New York Delays and Limits Regulation of “Quotas” for Warehouse Workers

In June of 2022, the New York legislature passed the Warehouse Worker Protection Act (WWPA) (A10020/S8922), which Governor Hochul signed into law on December 21, 2022. This legislation followed similar legislation in California that regulates the use of work-related “quotas” in warehouse settings.  While the WWPA initially went into effect on February 19, 2023, the governor signed a subsequent bill (A1000/S851) on March 3, 2023 (the “Chapter Amendment”). This new law, arising from an agreement between the Senate and Assembly to secure the governor’s signature on the WWPA, amended the underlying bill that adopted the WWPA. Most notably, the Chapter Amendment extended the effective date from 30 days to 180 days from the WWPA’s original February 19, 2023 enactment to June 19, 2023, and significantly amended several provisions of the WWPA as follows:


The Chapter Amendment revised a number of definitions set forth in WWPA, most notably:

  • Employee was amended to clarify that the WWPA applies only to non-exempt employees under the state overtime law, and to exclude “Drivers or couriers to or from a warehouse distribution center.”
  • Employer was amended to increase the threshold for coverage by the WWPA for multiple warehouses across the state from 500 to 1,000 employees in the aggregate.  The threshold for coverage at a single site remains the same, at 100 employees. 
  • Warehouse distribution center was amended to exclude Farm Product Warehouses.


The WWPA requires that covered employers provide a written description to employees regarding any quota upon hire or within 30 days of the WWPA’s effective date, and within two business days of any quota changes.  The delayed effective date of the WWPA under the Chapter Amendment means that the deadline for notices is currently set at July 19, 2023.  The Chapter Amendment requires further that notice be given “in the language identified by each employee as the primary language of such employee,” and it is unclear if this requirement will be limited to a certain number of languages, or if the state will publish model forms to assist with compliance. 

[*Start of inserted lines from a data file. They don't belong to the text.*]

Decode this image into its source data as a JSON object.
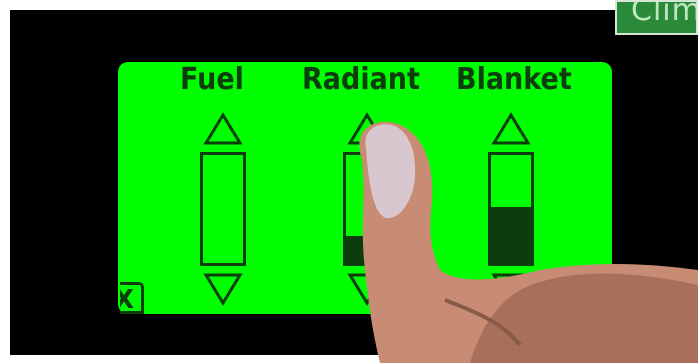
{
  "corner_button": {
    "label": "Clim"
  },
  "panel": {
    "back_label": "X",
    "columns": [
      {
        "label": "Fuel",
        "level": 0.0
      },
      {
        "label": "Radiant",
        "level": 0.25
      },
      {
        "label": "Blanket",
        "level": 0.52
      }
    ]
  },
  "colors": {
    "screen": "#000000",
    "panel": "#00ff00",
    "ink": "#0d3d0d",
    "corner_button": "#2a8a3a"
  },
  "icons": {
    "increase": "up-triangle-outline",
    "decrease": "down-triangle-outline"
  }
}
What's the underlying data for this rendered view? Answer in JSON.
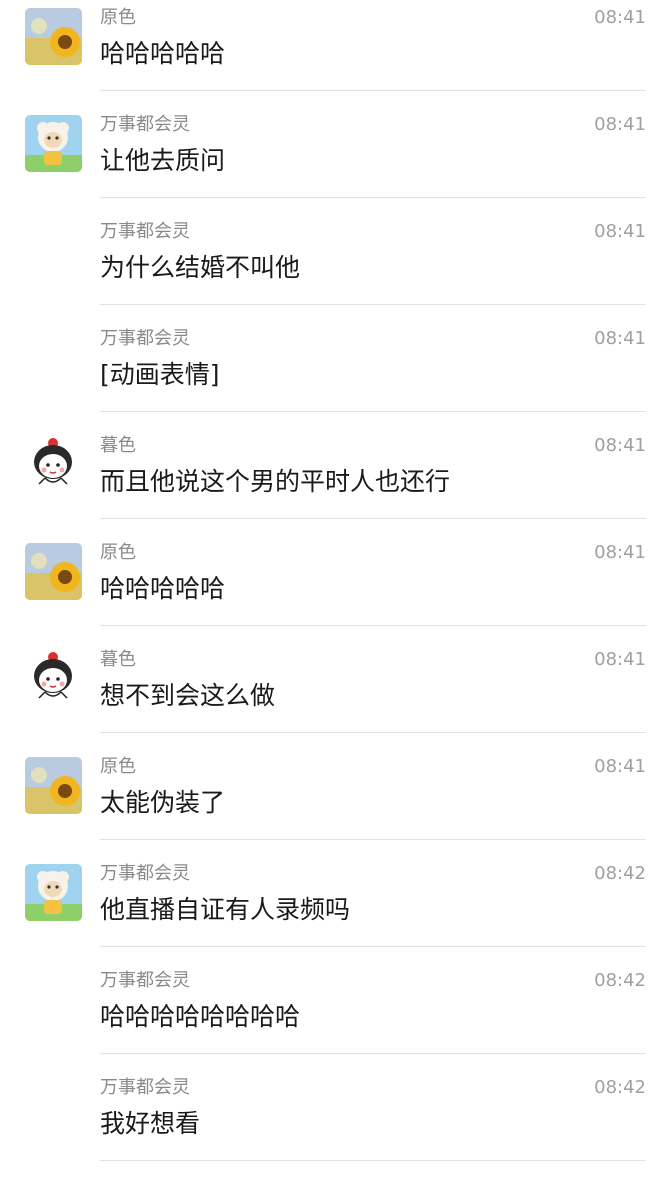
{
  "messages": [
    {
      "sender": "原色",
      "time": "08:41",
      "text": "哈哈哈哈哈",
      "avatar": "sunflower-avatar"
    },
    {
      "sender": "万事都会灵",
      "time": "08:41",
      "text": "让他去质问",
      "avatar": "sheep-avatar"
    },
    {
      "sender": "万事都会灵",
      "time": "08:41",
      "text": "为什么结婚不叫他",
      "avatar": null
    },
    {
      "sender": "万事都会灵",
      "time": "08:41",
      "text": "[动画表情]",
      "avatar": null
    },
    {
      "sender": "暮色",
      "time": "08:41",
      "text": "而且他说这个男的平时人也还行",
      "avatar": "cartoon-girl-avatar"
    },
    {
      "sender": "原色",
      "time": "08:41",
      "text": "哈哈哈哈哈",
      "avatar": "sunflower-avatar"
    },
    {
      "sender": "暮色",
      "time": "08:41",
      "text": "想不到会这么做",
      "avatar": "cartoon-girl-avatar"
    },
    {
      "sender": "原色",
      "time": "08:41",
      "text": "太能伪装了",
      "avatar": "sunflower-avatar"
    },
    {
      "sender": "万事都会灵",
      "time": "08:42",
      "text": "他直播自证有人录频吗",
      "avatar": "sheep-avatar"
    },
    {
      "sender": "万事都会灵",
      "time": "08:42",
      "text": "哈哈哈哈哈哈哈哈",
      "avatar": null
    },
    {
      "sender": "万事都会灵",
      "time": "08:42",
      "text": "我好想看",
      "avatar": null
    }
  ]
}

The Chapter Amendment repeals many of the recordkeeping requirements, and replaces them with a three-year recordkeeping requirement for “contemporaneous, true, and accurate records to ensure compliance with employee or commissioner requests for data.”  Although not defined in the WWPA, this likely includes descriptions of the quotas, personal work speed data, and aggregate work speed data.    

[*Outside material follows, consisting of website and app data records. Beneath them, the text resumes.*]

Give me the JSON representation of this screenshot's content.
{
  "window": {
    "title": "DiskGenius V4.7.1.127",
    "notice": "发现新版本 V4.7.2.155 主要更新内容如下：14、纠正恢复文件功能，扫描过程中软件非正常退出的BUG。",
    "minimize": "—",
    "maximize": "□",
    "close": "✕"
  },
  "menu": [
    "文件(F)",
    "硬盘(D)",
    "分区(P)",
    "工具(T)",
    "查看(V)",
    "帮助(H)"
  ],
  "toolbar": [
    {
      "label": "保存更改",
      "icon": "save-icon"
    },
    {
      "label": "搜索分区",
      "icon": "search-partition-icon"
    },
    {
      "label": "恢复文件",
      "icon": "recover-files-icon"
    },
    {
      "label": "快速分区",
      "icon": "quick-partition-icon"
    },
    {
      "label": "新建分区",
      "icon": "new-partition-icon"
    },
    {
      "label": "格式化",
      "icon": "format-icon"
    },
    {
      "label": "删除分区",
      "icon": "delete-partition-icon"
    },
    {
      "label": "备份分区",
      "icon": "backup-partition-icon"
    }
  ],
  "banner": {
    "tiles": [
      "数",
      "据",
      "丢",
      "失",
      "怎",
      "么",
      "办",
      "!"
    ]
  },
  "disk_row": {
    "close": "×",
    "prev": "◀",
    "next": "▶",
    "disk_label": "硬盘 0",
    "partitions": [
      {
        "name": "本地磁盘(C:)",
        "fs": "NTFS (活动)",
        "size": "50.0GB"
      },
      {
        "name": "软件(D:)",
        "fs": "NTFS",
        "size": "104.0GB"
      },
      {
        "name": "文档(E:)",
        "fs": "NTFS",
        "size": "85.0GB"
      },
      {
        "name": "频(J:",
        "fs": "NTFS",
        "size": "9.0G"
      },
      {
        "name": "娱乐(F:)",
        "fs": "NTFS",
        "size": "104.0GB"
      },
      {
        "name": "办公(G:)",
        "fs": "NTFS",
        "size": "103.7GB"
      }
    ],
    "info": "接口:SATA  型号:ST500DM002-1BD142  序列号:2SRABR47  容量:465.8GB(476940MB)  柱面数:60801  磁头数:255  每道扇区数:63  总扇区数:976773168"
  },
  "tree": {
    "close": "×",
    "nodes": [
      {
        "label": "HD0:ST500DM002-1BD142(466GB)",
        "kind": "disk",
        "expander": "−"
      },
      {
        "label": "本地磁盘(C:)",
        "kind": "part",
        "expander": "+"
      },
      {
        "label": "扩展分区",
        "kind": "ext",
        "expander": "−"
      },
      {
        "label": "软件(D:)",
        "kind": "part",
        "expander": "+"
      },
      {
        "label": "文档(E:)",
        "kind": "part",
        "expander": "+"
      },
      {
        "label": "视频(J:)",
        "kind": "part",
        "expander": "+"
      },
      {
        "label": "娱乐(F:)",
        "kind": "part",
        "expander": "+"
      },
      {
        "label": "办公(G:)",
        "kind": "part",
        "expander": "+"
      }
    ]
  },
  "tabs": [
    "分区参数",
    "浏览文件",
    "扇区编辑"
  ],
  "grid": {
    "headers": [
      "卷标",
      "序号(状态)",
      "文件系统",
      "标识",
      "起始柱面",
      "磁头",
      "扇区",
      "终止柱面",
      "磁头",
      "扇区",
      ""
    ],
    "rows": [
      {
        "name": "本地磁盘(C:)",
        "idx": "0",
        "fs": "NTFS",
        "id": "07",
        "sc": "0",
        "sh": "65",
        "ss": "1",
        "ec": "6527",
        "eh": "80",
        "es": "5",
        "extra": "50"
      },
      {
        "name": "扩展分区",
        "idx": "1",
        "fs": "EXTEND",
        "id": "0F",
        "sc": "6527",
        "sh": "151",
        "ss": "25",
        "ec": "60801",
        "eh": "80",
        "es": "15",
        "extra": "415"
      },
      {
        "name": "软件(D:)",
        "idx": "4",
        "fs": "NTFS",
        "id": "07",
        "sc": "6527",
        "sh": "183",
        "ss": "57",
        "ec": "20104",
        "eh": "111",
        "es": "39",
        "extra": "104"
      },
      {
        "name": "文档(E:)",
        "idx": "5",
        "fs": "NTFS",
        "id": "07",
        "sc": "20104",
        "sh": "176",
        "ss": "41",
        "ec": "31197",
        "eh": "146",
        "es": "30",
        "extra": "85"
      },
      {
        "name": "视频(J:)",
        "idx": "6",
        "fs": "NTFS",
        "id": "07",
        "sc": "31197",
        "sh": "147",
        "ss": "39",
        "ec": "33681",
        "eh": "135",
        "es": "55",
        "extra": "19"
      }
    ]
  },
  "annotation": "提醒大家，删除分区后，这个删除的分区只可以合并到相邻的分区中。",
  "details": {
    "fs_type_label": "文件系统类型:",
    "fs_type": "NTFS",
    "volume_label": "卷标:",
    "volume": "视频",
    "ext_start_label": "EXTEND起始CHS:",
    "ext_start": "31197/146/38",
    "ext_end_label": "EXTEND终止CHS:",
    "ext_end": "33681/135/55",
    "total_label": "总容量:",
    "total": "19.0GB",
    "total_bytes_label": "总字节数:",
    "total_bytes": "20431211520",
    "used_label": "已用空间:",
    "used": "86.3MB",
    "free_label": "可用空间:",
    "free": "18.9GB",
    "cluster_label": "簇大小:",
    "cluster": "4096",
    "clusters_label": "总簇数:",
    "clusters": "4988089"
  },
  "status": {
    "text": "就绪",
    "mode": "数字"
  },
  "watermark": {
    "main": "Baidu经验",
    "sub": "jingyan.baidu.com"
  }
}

Right to Inspect

The Chapter Amendment clarified the employee’s right to inspect quota records in several notable ways, including:

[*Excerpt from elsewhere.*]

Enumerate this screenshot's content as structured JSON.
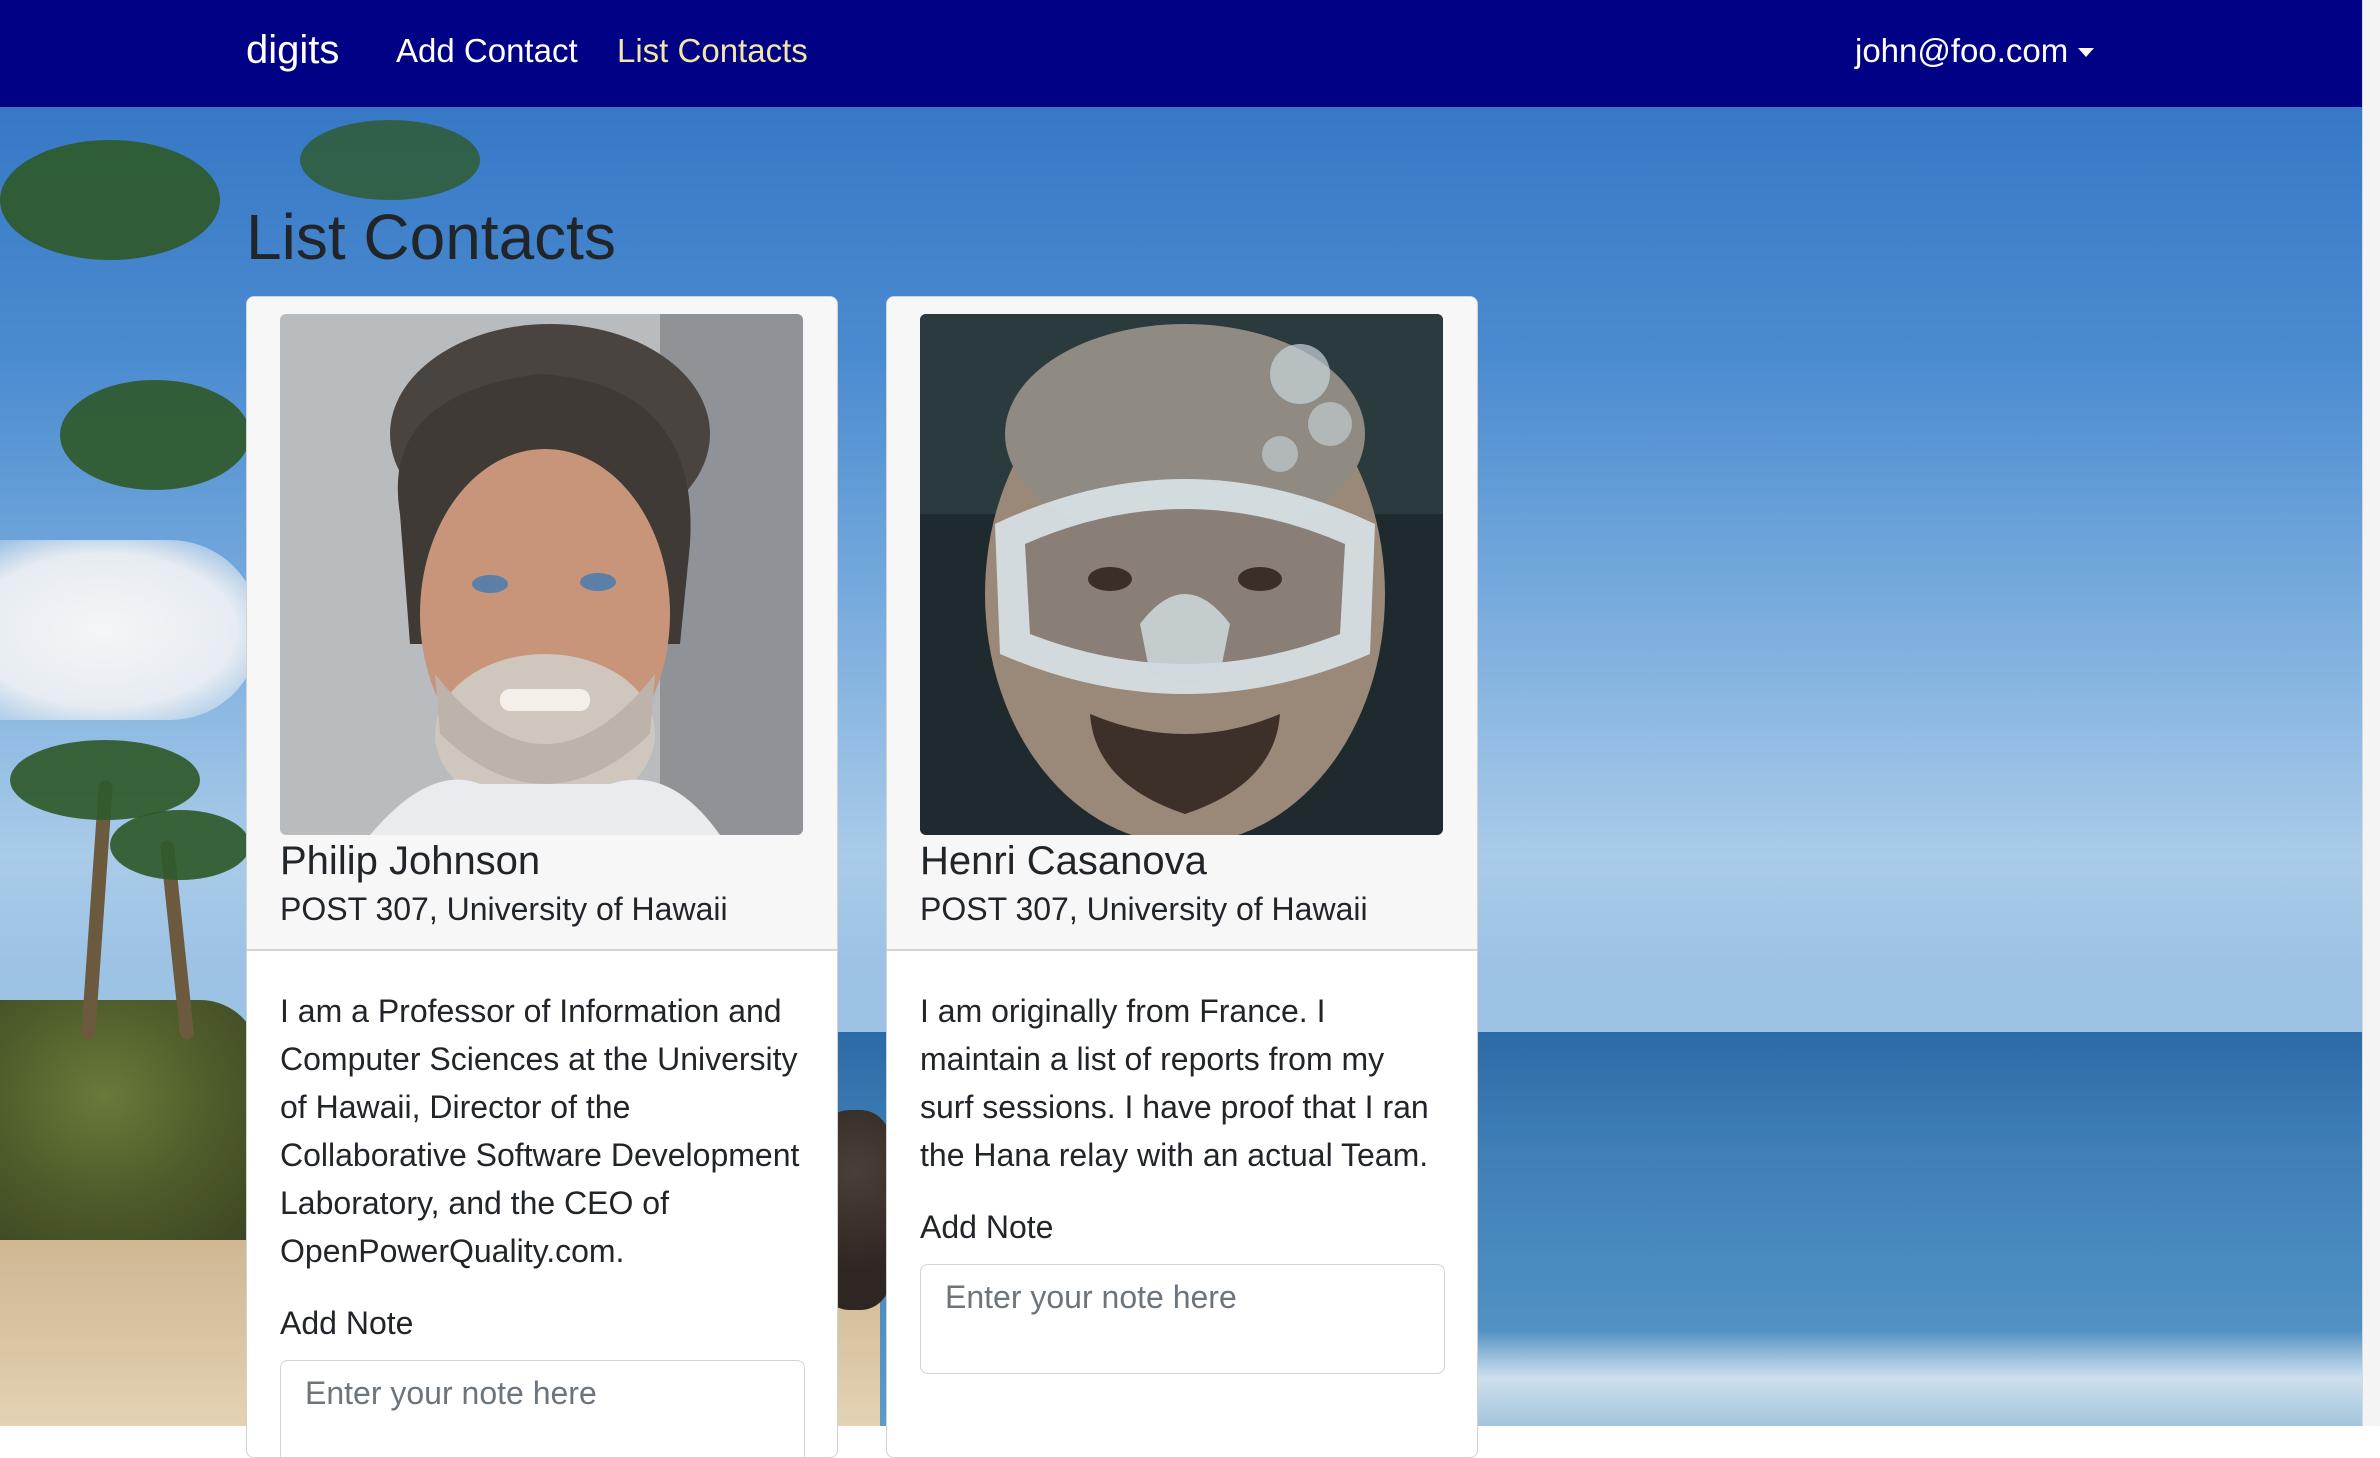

  • The time for employers to respond to employee requests for records was extended from two business days to 14 calendar days.
  • Former employees are limited to one request for records under the WWPA.
  • Employer responses to requests for descriptions of quotas and work speed data are required to be provided in the requesting employee’s primary language. 


The Chapter Amendment replaces the retaliation provisions in the WWPA with a “rebuttable presumption of unlawful retaliation” for adverse actions taken against employees within 90 days of initiating a request for quota data or making a complaint relating to the WWPA.  No further specificity or guidance on this new “rebuttable presumption” is provided in the Chapter Amendment, and the effect that it will have on retaliation claims is unclear. 


The Chapter Amendment clarifies that the New York State Department of Labor (NYSDOL) may issue civil penalties “in addition to” any other penalties, and amends Section 218 of the Labor Law to allow NYSDOL to issue Orders to Comply.


The Chapter Amendment repeals the mandatory requirement that NYSDOL adopt regulations, in favor of a permitting but not requiring such regulations, but NYSDOL’s authority to adopt regulations ahead of the effective date of the WWPA was also specifically provided for in the Chapter Amendment, meaning that NYSDOL is able to begin the regulatory process prior to the new effective date of the WWPA. 

Littler will continue to track developments on this pending item.

Information contained in this publication is intended for informational purposes only and does not constitute legal advice or opinion, nor is it a substitute for the professional judgment of an attorney.